A French proposal, for instance, underlines that Europe should strive for climate neutrality “by 2050, in line with the 1.5 degree objective of the Paris Agreement”.

It then calls on EU member states “to prepare a discussion in the European Council in June to define the announcements of the EU at the September Climate Summit in New York”. Both amendments were rejected in the final draft.

On the other hand, Germany, Poland, Hungary and the Czech Republic have refused to specifically link EU climate action with the 1.5°C objective. They also oppose any time-bound commitment to the EU’s climate neutrality objective, deleting any reference to 2050 for reaching that goal.

Marché européen du carbone : stop ou encore

by Jean-Pierre Schaeken, 7 décembre 2018 in ScienceClimatEnergie


Le système d’échange de quotas d’émission de l’UE,connu sous l’acronyme SEQE-EU ou en anglais  EU ETS, est instrument utilisé pour réduire les émissions de Gaz à Effet de Serre (GES) ou de CO2 pour faire court.  Il repose sur un principe de plafonnement et d’échange des droits d’émission. Il a été adopté par la Commission Environnement du Parlement européen, le 13 octobre 2003.

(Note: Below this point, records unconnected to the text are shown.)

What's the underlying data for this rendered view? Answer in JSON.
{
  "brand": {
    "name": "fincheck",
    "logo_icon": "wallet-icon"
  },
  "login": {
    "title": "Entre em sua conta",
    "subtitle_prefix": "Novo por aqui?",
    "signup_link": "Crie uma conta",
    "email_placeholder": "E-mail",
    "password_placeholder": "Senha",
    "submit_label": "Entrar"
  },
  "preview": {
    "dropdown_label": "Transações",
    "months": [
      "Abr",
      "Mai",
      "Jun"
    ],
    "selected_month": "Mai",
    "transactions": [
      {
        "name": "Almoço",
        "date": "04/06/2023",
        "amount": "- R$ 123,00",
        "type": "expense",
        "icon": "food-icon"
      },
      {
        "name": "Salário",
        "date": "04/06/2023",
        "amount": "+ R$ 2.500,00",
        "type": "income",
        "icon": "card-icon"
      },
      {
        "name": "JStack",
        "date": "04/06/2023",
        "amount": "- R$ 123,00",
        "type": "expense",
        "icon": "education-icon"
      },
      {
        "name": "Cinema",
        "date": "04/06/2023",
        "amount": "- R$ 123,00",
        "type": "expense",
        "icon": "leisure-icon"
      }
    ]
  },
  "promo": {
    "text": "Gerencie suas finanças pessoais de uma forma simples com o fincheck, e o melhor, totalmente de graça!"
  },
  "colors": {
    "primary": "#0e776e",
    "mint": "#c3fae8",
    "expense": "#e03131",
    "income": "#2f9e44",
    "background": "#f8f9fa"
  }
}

Merkel s’oppose aux nouveaux objectifs climatiques de l’UE, Greenpeace ne décolère pas

by Claire Stam, 31 août 2018 in Euratciv/LaTribuneGenève


Alors qu’elle avoue la part de responsabilité de l’Allemagne dans le changement climatique, et carrément au passage, l’échec de la transition énergétique dans son pays, Angela Merkel s’est pourtant exprimée à la télé pour s’opposer aux objectifs climatiques plus ambitieux proposés par l’Union européenne qui cherche à trouver une solution face à un changement climatique de plus en plus rapide. Un article de notre partenaire Euractiv.